Shropshire fire service to see £2 million cut
The fire service and authority in the county will face the budget cuts over the next four years.
The cuts represent 28% of the Shropshire Fire Authority’s budget, and according to the Fire Brigades Union, this is the ‘highest percentage cut to a fire authority’s budget in the country’, with only Hereford and Worcester seeing equal levels. The cuts make up part of the Department for Communities and Local Government (DCLG) Local Government Settlement.
This provides figures for central grants allocated to both metropolitan and combined fire authorities in England, with the deal meaning Shropshire Fire Authority’s income from central government is set to fall from £7.2m in 2015-16 to £5.2m by 2019-2020. The authority previously had been put into financial difficulties from austerity measures, which cut around £3.2m from its £20m budget since 2010.
The cuts since then work out at 10% of firefighters and support staff losing their jobs, alongside a 25% fall in senior officer roles. Malcolm Stevenson, a spokesman for the Shropshire Fire Authority, confirmed the figures and stated: ‘We, the fire authority, anticipated these reductions well in advance, and a plan has been put in place that will ensure our delivery of service up to 2020 and beyond that.’
A spokesman for the Fire Brigades Union said: ‘The central point is that these figures are very bad news – a 20% cut overall – more of the same. Once again they show that the fire and rescue service has not been protected. In some cases, fire authorities will lose a quarter of their central revenue over the next four years.

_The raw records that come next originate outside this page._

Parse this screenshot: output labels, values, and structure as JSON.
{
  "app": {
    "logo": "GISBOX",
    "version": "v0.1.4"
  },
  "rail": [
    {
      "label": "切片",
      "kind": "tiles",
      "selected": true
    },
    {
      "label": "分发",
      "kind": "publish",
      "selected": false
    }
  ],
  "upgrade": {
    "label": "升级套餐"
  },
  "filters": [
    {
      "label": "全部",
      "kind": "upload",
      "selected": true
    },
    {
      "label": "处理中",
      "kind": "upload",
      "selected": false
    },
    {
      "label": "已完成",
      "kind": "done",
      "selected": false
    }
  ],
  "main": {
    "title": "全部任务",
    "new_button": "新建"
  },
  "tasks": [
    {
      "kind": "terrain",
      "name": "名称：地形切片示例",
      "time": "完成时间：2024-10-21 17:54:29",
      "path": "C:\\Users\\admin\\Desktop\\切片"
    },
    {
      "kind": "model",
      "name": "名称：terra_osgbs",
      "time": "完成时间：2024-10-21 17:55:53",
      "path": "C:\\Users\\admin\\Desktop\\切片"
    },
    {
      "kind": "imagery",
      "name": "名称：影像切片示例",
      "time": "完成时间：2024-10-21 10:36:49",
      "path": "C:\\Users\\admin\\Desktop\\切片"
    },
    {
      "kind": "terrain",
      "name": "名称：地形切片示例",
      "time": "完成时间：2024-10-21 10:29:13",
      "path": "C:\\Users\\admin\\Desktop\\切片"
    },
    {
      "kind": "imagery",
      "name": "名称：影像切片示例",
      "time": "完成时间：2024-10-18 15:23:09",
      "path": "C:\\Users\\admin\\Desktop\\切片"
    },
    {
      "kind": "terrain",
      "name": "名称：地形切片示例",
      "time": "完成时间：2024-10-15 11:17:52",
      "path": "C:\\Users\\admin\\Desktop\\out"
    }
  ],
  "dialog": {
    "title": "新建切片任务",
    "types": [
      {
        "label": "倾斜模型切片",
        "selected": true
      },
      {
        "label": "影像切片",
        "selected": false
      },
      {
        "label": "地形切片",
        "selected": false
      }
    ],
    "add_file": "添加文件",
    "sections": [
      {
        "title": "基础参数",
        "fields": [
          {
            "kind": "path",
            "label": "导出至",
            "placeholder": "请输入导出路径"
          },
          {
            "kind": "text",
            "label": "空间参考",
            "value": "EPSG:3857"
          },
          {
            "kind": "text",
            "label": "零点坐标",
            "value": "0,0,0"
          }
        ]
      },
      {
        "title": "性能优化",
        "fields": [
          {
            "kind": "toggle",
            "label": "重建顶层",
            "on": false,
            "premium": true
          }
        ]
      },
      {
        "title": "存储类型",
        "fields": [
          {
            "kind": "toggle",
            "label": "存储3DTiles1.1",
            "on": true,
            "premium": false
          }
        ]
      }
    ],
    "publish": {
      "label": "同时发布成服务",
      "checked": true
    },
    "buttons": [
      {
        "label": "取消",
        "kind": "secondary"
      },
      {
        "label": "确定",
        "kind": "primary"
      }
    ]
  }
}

‘What this government and its predecessor have done to the fire and rescue service is a travesty. They have axed 10,000 firefighter jobs across the UK during the last seven years – around one fifth of the workforce. At a time of increasing risks from an ageing population, flooding and various other emergencies, they are tearing up the fabric of our communities. It’s about time politicians raised their voices in protest.’